What this task involves
Look over the data below and give the number of lines containing the word "RouterCim", with no other words.

Page and application data records
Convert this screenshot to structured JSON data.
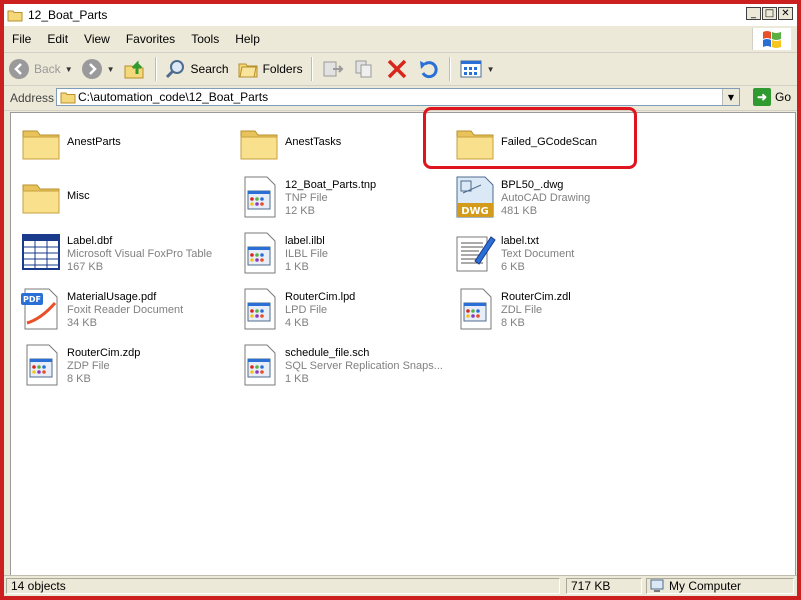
{
  "window": {
    "title": "12_Boat_Parts",
    "minimize_glyph": "_",
    "maximize_glyph": "□",
    "close_glyph": "✕"
  },
  "menu": {
    "items": [
      "File",
      "Edit",
      "View",
      "Favorites",
      "Tools",
      "Help"
    ]
  },
  "toolbar": {
    "back_label": "Back",
    "search_label": "Search",
    "folders_label": "Folders"
  },
  "address": {
    "label": "Address",
    "path": "C:\\automation_code\\12_Boat_Parts",
    "go_label": "Go"
  },
  "files": [
    {
      "name": "AnestParts",
      "type": "",
      "size": "",
      "icon": "folder-icon"
    },
    {
      "name": "AnestTasks",
      "type": "",
      "size": "",
      "icon": "folder-icon"
    },
    {
      "name": "Failed_GCodeScan",
      "type": "",
      "size": "",
      "icon": "folder-icon"
    },
    {
      "name": "Misc",
      "type": "",
      "size": "",
      "icon": "folder-icon"
    },
    {
      "name": "12_Boat_Parts.tnp",
      "type": "TNP File",
      "size": "12 KB",
      "icon": "generic-file-icon"
    },
    {
      "name": "BPL50_.dwg",
      "type": "AutoCAD Drawing",
      "size": "481 KB",
      "icon": "dwg-file-icon"
    },
    {
      "name": "Label.dbf",
      "type": "Microsoft Visual FoxPro Table",
      "size": "167 KB",
      "icon": "table-file-icon"
    },
    {
      "name": "label.ilbl",
      "type": "ILBL File",
      "size": "1 KB",
      "icon": "generic-file-icon"
    },
    {
      "name": "label.txt",
      "type": "Text Document",
      "size": "6 KB",
      "icon": "text-file-icon"
    },
    {
      "name": "MaterialUsage.pdf",
      "type": "Foxit Reader Document",
      "size": "34 KB",
      "icon": "pdf-file-icon"
    },
    {
      "name": "RouterCim.lpd",
      "type": "LPD File",
      "size": "4 KB",
      "icon": "generic-file-icon"
    },
    {
      "name": "RouterCim.zdl",
      "type": "ZDL File",
      "size": "8 KB",
      "icon": "generic-file-icon"
    },
    {
      "name": "RouterCim.zdp",
      "type": "ZDP File",
      "size": "8 KB",
      "icon": "generic-file-icon"
    },
    {
      "name": "schedule_file.sch",
      "type": "SQL Server Replication Snaps...",
      "size": "1 KB",
      "icon": "generic-file-icon"
    }
  ],
  "status": {
    "objects": "14 objects",
    "size": "717 KB",
    "location": "My Computer"
  },
  "colors": {
    "window_border": "#cc1f1f",
    "highlight": "#e0141e",
    "folder": "#f4d87a"
  }
}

Task answer
3